@ him buwa

"but many (most) stories are."

MOST stories are? And you know this to be a fact, or do you just live in fantasy land, as so many ap's seem to live?

"" and "him buwa" are both so dead set on calling this an "anti-adoption blog" and are so defensive and possessive of another families child to see anything other than your blind entitlement of said children.

Why does her speaking of natural families, right along with adoptive families, in a HUMANE way bother you so much? The fact that it does bother you so much speaks volumes, truly.

The woman who writes the blog is an adoptive parent, for god's sake! I hardly think she is "anti" her children, only PRO seeing other sides of adoption, besides JUST HER OWN, unlike so many of you.

Moreover, no one is "bullying" anyone. If speaking the truth about one's own life and how adoption almost destroyed it is "bullying", so be it. So, it is okay to dehumanize and degrade natural families and treat adoptees as perpetual children with no thought process of their own for the rest of their lives, but when anyone speaks out against such treatment we are "bullies", "angry" and the best one of all, "bitter". Puhleeezzze.

I think so many of you take issue with the fact the people can and do control the narratives of their own lives; and that is an issue indeed for control freaks... said...

I did not call this site an anti adoption site. I said the site publishes more negative than positive stories about adoption. I also wrote that I find that to be a positive as it helps me parent. It makes me think and that is good. I have no problem with anyone speaking the truth about their life; it is not mine to speak about. . I am VERY pro adoption – that said adoption is a complex issue and it starts with loss – there is no way around that

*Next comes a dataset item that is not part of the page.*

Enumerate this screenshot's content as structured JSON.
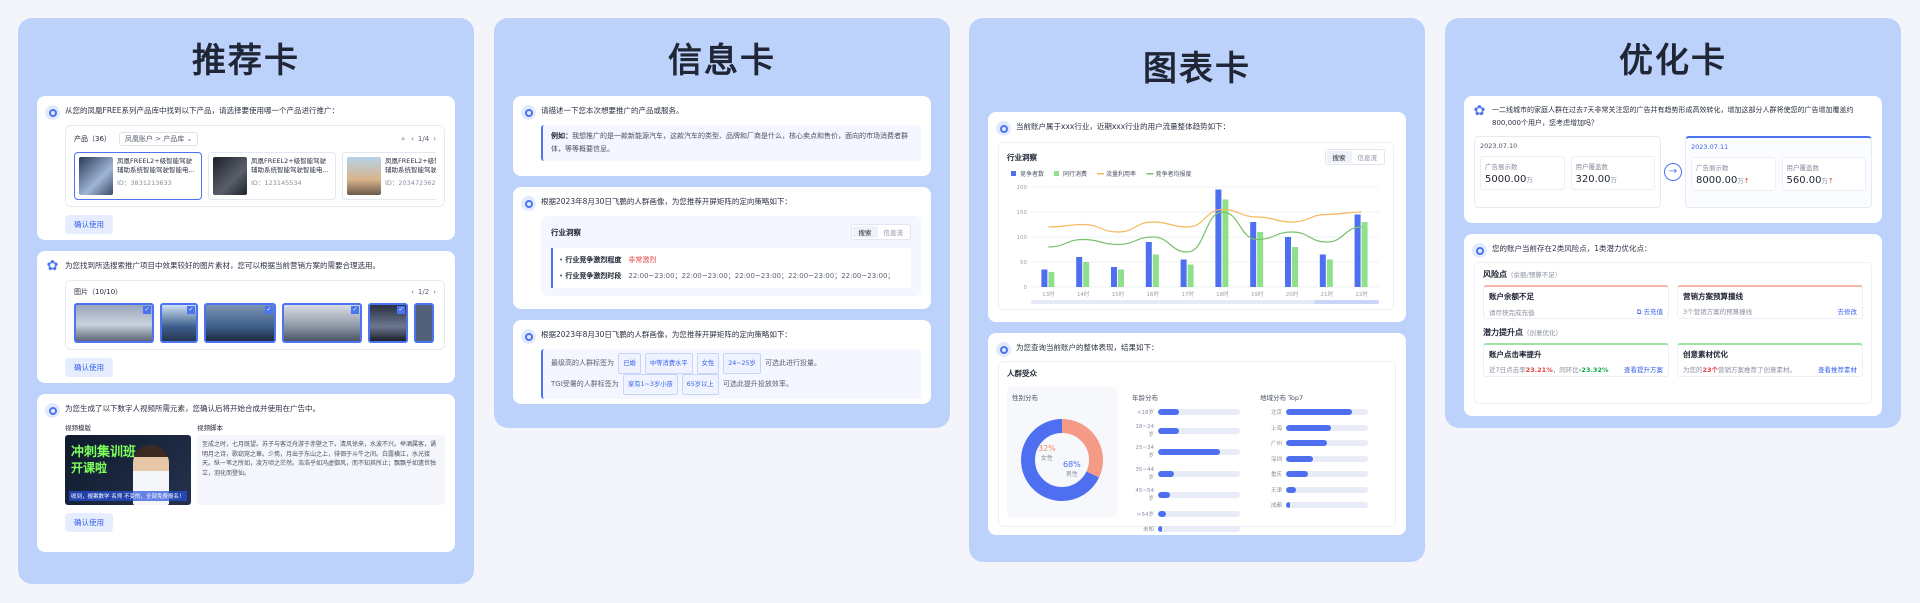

Mei-Ling said...

I said the site publishes more negative than positive stories about adoption.

And where do you NOT find positive stories about adoption?

Stephanie said...

"Isaid the site publishes more negative than positive stories about adoption."

Why does it bother you so much that she writes anything negative, that highlights the very real pain of two parties who lose each other?

You are more concerned with having your pro adoption sensibilities validated, rather than care much for the negative impacts of mothers, families and children who lose each other. I find that to be one of the many things wrong with infant adoption.

Dorthy Packer said...

Wow, what a crazy story! How did the orphanage mix up her information? I bet that was very hard on the child when she realized that was not her mother. Do you know what the adoption agencies are in illinois? I would love to do some research. Thank you for this post!